Pyramid lights up in London for International Women in Engineering Day
Image credit: Milene Guermont
An installation by artist and engineer Milène Guermont is set to be illuminated in London for International Women in Engineering Day. Members of the public are invited to interact with the structure, which responds to their heartbeats.
Guermont trained as both an artist and engineer, and often takes a technical approach to her work. Following a synesthetic incident in which she “touched a regular [concrete] wall and felt that [she] was on the beach”, she began working with “polysensual concrete”: concrete which can respond to people, such as by playing sounds from the ocean when touched.

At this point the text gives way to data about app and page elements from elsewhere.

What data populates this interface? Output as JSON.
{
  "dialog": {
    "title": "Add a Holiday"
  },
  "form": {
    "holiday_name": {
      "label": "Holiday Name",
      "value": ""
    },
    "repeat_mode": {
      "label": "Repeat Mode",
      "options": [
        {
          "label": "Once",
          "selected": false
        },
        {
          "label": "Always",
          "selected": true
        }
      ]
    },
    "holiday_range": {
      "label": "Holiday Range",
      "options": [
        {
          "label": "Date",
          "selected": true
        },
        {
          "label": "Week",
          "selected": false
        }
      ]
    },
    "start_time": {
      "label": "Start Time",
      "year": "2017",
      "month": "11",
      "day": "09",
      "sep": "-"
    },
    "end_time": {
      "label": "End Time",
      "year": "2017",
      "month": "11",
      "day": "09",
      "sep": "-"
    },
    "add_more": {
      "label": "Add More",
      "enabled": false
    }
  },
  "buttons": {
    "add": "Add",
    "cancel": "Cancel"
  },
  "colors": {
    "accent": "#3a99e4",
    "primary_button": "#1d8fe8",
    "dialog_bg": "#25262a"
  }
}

She is perhaps best known for her monumental artwork, Phares, a 30m-tall pyramid, which stood for six months in the Place de la Concorde, Paris. Phares complemented the nearby Obelisk of Luxor, standing in front of it and covering it with a swirl of lights from retro car headlights. Members of the public were invited to place their finger inside a cardiac sensor, and Phares’ lights – as well as lights on the Eiffel Tower and Montparnasse Tower – would synchronise with their heartbeat.
Inspired by Egyptian obelisks, which were always created in pairs, Guermont has built a companion to Phares: Pyramidion Twin. This much smaller pyramid is 4m high, and also responds to heartbeats with pulsating lights. When visitors touch Pyramidion Twin, which is based outside Trinity House, London, they will also illuminate its companion via satellite communication.

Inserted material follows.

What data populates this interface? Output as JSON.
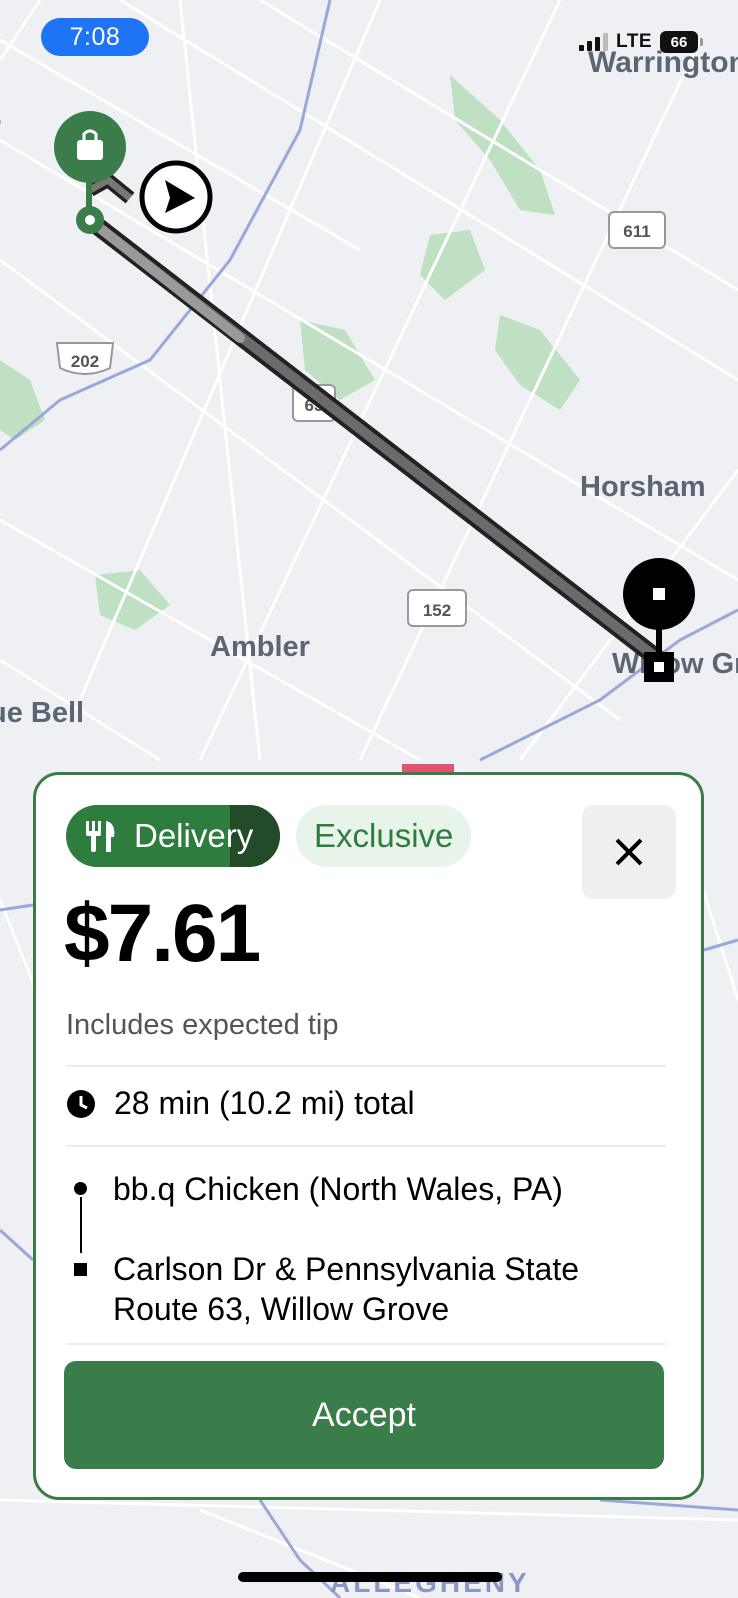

Pyramidion Twin will be illuminated on International Women in Engineering Day (23 June).
“I am an artist but I am also an engineer,” Guermont told E&T. “The message [of Pyramidion Twin] is that women can be in engineering in different ways.”
Guermont said that she hopes it will help to break stereotypes about the work of engineers, as well as sending an optimistic message about how we can interact with our environment, and with other people around the world.
She hopes that after its stint in London to celebrate women in engineering, the sustainable artwork will travel to Poland for COP24 (24th Conference of Parties to the UN Framework Convention on Climate Change) where it could be illuminated in different colours, reflecting the concentration of pollution in the air.